Bowles v. StateAnnotate this Case
The Supreme Court affirmed the order of the postconviction court summarily denying Gary Ray Bowles' successive motion for postconviction relief filed under Fla. R. Crim. P. 3.851 and denied Bowles' petition for a writ of habeas corpus and the motions to stay his execution, holding that Bowles was not entitled to relief.

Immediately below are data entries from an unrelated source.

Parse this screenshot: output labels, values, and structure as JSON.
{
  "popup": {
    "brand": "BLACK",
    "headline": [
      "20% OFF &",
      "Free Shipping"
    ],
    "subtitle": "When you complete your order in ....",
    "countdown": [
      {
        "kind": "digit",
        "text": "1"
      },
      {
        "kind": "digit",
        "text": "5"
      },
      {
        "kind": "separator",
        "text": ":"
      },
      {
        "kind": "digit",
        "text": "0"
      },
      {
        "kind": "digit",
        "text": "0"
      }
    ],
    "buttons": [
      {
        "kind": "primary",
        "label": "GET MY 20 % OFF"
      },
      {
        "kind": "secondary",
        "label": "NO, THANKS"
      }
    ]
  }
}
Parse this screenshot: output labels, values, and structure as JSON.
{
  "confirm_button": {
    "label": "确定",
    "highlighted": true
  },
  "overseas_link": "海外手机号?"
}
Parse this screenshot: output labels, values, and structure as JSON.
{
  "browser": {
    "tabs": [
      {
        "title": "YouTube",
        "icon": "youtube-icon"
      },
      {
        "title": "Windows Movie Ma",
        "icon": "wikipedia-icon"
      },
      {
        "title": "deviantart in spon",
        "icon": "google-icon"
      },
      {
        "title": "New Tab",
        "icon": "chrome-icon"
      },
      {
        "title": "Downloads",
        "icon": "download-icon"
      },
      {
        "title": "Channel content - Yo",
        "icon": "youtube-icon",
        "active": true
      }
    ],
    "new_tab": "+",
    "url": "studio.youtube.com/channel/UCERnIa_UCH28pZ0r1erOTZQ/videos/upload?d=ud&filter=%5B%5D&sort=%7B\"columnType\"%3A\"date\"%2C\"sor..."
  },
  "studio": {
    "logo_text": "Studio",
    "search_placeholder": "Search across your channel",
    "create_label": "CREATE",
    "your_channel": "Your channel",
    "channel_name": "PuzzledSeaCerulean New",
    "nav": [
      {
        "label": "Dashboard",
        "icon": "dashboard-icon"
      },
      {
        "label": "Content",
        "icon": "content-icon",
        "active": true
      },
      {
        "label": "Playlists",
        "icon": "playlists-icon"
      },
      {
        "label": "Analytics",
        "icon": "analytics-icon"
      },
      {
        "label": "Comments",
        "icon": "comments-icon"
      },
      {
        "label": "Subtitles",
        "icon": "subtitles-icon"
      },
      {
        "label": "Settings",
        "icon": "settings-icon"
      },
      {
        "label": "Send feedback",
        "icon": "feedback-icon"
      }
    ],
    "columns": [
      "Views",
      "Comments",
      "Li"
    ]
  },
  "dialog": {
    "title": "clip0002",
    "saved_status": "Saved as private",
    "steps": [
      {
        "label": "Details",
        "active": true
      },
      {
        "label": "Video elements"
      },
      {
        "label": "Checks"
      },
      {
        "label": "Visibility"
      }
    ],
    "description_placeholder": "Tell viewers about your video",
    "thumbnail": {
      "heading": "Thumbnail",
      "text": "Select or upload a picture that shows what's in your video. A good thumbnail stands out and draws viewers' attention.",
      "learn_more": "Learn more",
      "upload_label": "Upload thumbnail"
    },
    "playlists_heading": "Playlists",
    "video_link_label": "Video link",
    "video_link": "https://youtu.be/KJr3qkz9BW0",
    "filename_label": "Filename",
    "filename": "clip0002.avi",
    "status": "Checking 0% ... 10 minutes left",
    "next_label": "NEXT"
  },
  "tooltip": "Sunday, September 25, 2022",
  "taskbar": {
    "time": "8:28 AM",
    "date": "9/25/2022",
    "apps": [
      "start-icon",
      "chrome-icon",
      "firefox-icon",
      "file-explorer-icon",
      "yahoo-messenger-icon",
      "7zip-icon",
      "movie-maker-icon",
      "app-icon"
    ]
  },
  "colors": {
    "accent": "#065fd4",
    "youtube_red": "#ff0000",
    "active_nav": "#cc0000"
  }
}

Bowles pleaded guilty to first-degree murder and was sentenced to death. In 2017, Bowles filed a successive postconviction motion, raising an intellectual disability claim for the first time. Bowles filed the final version of this motion after the governor signed his death warrant in 2019. The postconviction court denied the intellectual disability claim as untimely. Bowles appealed and also filed a habeas petition alleging that his execution would constitute cruel and unusual punishment. The Supreme Court affirmed the denial of postconviction relief and denied the habeas petition, holding (1) Bowles' intellectual disability claim was untimely; (2) the postconviction court did not abuse its discretion in denying Bowles' request for certain public records; and (3) because the United States Supreme Court has made clear that capital punishment does not constitute cruel and unusual punishment under the Eighth Amendment, this Court cannot invalidate Bowles' death sentence as cruel and unusual.